We use good social skills to show that we have respect for one another. Posting an image of a child in a derogatory situation doesn’t show him any respect. It is true that children are resilient and strong however they are also sensitive and impressionable. Making an innocent child the punchline of an adult joke is mean and disrespectful.

With regard to the responses on social media to McCullar’s post, I am disappointed. We have an unwritten social contract that allows us to live among one another peacefully. That social contract includes an agreement that we protect our innocent members from all harm. Instead of laughing with Shelly McCullar, why didn’t the people commenting stand up for her son and say, “Hey, lady, take that image down. It is not appropriate to post an image of your precious little boy in that rude t-shirt. He deserves better.”

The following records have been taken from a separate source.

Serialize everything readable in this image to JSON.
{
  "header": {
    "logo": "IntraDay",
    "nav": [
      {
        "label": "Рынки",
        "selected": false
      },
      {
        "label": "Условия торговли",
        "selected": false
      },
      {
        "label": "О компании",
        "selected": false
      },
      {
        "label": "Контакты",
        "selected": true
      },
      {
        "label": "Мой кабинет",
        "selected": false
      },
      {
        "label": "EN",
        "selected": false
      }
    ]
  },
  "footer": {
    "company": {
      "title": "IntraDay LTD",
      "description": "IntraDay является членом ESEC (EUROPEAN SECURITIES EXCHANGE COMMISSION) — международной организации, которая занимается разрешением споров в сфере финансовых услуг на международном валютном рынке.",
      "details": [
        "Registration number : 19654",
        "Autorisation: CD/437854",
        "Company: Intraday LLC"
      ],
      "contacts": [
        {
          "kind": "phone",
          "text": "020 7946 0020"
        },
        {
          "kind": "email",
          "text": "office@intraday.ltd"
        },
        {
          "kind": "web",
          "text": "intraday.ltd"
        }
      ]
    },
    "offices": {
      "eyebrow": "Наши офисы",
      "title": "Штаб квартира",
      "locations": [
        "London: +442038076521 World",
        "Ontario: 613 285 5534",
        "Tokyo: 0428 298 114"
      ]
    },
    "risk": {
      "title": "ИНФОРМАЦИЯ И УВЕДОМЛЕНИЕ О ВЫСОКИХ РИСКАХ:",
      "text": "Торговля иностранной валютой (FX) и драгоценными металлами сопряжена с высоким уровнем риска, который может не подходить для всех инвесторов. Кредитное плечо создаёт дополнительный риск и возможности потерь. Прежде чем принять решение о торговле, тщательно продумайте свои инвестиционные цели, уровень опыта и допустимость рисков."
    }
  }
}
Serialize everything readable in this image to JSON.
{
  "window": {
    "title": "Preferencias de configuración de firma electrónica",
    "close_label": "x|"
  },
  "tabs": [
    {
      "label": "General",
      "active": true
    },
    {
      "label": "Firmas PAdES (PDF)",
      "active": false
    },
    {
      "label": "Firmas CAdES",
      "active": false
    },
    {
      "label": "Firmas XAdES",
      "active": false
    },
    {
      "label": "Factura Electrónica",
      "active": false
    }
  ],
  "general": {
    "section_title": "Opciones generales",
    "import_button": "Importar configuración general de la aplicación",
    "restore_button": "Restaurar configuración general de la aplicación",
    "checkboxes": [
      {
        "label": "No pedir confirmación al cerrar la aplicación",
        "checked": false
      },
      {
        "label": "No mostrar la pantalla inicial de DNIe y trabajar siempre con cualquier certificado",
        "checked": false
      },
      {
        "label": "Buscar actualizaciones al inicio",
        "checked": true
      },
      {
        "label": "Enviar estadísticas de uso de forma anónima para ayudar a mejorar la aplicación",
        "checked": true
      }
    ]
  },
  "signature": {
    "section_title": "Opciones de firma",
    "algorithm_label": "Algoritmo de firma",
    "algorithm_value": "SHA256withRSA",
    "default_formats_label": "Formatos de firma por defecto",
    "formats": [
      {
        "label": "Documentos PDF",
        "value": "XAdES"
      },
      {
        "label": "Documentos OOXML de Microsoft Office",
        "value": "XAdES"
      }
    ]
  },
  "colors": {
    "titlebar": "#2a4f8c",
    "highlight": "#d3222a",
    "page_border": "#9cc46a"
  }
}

If you believe that presenting a social skills curriculum for elementary school aged children (and perhaps their parents) is a worthwhile endeavor choose our Children’s Social Skills Trainer Certification Program and start your online learning now. You can help us live in a kind society that nurtures our youth and assures that it is never okay to make a child the butt of a crude joke.

You can check out our other programs here.